Since the crash of 2008, and the recovery which started in 2009, the stock markets (especially the US markets), have been on a steady uptrend.
Chart: S&P 500 index (weekly chart)
Many of us have heard about the 10 year cycle, where the market is supposed to crash once every 10 years, for example the Asian markets during the 1997 currency crisis, and the global markets in 2007 during the subprime crisis.
However, in 2017, we did not see any significant crash or correction, which have led many analysts to rethink the theory.
So, in 2019-2020, should we be expecting a delayed crash, or are we experiencing a structural change in the markets?
If we observe the supercycles of major human technological innovations, we see that each major wave of progress is driven by a major technological innovation, such as the steam engine in the 1700’s or the internet and IT advancements in the 1900’s.
And based on the cycles, we could be in the early stages of the 6th wave, which is going to be driven by the upcoming huge advancements in applications of big data, artificial intelligence, virtual reality, augmented reality, internet of things, and blockchain technology.
Source: The Market Oracle
This means that we could be on the cusp of a super bull market, if these technological advancements are able to create a quantum leap in productivity for businesses and a huge jump in the standards of living across the globe.

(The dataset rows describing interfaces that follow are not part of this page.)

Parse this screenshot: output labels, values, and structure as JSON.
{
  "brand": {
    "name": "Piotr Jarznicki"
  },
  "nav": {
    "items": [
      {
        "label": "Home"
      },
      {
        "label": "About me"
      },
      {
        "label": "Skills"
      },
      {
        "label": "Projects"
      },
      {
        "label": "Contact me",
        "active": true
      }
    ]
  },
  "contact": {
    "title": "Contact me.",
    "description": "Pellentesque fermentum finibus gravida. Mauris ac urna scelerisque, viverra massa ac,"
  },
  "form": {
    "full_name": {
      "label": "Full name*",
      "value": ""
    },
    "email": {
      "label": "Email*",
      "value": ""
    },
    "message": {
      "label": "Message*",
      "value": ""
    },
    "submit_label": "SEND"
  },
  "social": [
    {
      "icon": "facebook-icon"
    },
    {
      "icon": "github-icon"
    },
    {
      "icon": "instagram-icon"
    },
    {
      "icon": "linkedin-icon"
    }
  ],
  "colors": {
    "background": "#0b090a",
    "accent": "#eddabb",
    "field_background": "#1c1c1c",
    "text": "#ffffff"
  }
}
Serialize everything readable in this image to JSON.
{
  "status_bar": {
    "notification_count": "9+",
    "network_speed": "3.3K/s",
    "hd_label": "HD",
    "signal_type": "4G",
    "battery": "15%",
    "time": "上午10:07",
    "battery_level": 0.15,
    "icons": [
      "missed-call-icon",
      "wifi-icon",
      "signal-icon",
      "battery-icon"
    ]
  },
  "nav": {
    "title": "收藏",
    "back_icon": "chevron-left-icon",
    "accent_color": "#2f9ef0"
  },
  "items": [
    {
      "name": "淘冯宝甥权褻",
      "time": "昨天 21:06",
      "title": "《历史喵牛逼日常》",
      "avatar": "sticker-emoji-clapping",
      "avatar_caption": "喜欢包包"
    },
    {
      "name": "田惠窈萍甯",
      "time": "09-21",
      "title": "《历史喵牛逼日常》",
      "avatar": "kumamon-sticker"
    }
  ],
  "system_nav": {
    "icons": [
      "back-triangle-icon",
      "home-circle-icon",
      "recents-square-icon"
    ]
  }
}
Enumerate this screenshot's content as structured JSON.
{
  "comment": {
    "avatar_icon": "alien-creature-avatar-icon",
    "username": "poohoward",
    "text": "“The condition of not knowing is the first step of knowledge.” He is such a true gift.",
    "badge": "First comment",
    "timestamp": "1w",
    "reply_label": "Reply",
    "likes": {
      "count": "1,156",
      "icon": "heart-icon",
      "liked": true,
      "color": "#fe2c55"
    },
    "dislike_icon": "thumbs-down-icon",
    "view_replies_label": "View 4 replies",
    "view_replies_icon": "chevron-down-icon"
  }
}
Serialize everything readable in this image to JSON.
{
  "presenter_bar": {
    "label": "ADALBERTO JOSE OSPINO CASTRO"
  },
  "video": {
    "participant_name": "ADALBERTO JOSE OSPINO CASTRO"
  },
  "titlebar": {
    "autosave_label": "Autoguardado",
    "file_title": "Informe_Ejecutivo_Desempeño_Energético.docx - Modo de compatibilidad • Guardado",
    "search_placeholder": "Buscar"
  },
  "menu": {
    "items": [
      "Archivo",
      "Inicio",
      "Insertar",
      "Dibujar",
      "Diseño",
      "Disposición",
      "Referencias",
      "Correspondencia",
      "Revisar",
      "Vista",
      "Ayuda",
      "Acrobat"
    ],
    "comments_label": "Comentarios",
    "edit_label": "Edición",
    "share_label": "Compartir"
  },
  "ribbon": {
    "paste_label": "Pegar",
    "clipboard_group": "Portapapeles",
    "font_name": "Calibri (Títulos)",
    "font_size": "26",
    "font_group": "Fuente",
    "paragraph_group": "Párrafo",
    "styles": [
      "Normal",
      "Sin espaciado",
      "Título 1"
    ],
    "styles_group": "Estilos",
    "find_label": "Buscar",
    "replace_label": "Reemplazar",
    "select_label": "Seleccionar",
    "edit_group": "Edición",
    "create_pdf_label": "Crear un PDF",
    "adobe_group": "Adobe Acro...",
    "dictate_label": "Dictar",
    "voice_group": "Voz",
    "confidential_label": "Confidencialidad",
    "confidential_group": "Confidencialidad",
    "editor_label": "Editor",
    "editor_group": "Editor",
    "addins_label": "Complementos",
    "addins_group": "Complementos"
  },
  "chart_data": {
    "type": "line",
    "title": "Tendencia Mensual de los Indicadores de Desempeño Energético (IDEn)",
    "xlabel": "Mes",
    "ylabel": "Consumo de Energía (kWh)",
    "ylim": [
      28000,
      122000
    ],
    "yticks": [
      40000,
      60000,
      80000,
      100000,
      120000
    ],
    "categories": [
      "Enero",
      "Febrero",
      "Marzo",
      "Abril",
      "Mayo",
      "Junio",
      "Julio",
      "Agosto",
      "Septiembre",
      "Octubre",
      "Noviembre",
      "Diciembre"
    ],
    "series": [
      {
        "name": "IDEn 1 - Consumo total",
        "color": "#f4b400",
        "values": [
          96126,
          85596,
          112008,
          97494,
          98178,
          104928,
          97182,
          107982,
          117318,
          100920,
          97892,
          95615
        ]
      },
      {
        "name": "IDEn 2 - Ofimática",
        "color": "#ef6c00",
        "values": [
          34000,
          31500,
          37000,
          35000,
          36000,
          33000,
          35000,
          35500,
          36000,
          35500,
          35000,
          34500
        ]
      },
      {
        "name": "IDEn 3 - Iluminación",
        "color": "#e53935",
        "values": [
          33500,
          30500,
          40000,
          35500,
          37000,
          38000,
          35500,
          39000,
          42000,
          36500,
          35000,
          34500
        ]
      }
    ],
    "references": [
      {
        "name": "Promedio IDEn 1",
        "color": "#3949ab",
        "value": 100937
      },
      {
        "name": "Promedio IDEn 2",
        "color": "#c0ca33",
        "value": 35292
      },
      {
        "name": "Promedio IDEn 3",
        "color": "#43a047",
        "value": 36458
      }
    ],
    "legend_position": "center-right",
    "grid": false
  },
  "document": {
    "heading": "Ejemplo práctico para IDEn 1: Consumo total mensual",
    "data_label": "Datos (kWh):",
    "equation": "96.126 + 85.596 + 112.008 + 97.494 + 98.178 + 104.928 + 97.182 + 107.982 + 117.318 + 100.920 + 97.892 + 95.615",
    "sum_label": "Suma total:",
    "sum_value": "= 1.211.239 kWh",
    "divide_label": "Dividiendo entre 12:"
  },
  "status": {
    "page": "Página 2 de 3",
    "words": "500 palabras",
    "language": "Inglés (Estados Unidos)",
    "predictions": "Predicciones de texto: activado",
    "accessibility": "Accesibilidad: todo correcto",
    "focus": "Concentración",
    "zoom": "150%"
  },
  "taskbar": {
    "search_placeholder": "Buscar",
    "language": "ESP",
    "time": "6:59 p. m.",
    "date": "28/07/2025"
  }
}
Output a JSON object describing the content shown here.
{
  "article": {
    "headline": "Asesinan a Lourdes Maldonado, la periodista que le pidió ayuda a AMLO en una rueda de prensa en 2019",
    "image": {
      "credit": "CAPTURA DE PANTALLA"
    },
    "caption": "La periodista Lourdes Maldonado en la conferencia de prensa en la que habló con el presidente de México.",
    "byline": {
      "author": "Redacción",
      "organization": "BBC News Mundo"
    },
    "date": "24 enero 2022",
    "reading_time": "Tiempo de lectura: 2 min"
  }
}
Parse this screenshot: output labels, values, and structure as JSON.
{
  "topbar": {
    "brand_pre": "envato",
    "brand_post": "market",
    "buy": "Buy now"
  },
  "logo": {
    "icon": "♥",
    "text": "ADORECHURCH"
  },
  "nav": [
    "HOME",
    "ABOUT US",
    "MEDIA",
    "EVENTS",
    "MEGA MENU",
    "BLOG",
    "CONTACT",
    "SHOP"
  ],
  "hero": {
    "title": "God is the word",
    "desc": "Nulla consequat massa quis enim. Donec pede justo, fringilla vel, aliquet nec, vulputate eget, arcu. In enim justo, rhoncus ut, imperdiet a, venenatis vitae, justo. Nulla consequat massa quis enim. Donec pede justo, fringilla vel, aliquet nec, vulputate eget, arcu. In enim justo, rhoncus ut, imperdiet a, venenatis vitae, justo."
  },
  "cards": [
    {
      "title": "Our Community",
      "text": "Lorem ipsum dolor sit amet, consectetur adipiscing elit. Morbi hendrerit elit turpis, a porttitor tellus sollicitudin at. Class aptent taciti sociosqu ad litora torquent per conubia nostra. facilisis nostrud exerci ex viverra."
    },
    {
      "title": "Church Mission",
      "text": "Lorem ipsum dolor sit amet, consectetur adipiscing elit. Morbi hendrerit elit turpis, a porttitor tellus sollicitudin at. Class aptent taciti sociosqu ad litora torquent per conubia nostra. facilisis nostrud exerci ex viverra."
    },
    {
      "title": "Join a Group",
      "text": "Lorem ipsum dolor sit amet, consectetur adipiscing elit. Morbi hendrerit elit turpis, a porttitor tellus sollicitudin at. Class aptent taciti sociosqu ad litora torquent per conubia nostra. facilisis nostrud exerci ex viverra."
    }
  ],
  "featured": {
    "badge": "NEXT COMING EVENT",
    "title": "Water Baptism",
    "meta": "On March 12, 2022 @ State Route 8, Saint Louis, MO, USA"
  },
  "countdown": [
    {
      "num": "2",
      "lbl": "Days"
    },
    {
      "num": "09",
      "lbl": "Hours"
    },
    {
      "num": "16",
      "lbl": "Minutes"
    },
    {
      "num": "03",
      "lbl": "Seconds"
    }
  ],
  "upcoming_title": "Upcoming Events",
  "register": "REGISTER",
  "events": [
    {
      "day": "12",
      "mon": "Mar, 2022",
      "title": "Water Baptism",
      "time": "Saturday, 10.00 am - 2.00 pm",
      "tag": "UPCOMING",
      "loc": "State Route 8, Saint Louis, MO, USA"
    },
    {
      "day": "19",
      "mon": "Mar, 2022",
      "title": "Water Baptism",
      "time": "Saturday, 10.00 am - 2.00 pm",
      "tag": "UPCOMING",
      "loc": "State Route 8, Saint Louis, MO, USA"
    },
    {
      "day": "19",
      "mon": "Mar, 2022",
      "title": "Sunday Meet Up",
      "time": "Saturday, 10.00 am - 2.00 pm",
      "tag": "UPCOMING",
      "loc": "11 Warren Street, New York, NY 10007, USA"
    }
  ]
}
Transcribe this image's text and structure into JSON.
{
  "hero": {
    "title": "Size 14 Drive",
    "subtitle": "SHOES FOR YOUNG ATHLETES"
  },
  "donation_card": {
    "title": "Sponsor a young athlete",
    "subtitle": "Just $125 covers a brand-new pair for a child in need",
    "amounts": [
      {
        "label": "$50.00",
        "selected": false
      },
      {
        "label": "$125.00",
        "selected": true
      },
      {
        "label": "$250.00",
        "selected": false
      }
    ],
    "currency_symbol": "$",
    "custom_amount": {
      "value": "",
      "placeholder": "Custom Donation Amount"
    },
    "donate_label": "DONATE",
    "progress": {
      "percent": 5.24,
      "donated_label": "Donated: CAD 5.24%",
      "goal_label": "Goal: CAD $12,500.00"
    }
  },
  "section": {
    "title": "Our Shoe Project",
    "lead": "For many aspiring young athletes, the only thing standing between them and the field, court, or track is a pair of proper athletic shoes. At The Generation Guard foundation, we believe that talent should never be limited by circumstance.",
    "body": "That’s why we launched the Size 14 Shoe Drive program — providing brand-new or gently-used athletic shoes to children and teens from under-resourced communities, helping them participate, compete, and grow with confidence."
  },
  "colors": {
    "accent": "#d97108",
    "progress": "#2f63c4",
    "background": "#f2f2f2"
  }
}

All these would translate into stronger stock prices, which instead of crashing the market, would propel it to new heights.
However, there are also major concerns:
- Unequal gains across companies: the major tech companies may soon dominate all industries via the application of new technologies.
- High unemployment: If machines take all the jobs, what are humans going to do?
- High debt and leverage of US and European economies
- Political risks: clash of superpowers (US and China)
In summary, many retail investors are wary of entering the stock market now because it is at all time highs and has already “gone up a lot” since 2009, hence they are waiting for a “big crash” before going in.
However, this big crash may not come if successful widespread application of new technologies and innovation are able to drive a quantum leap in productivity.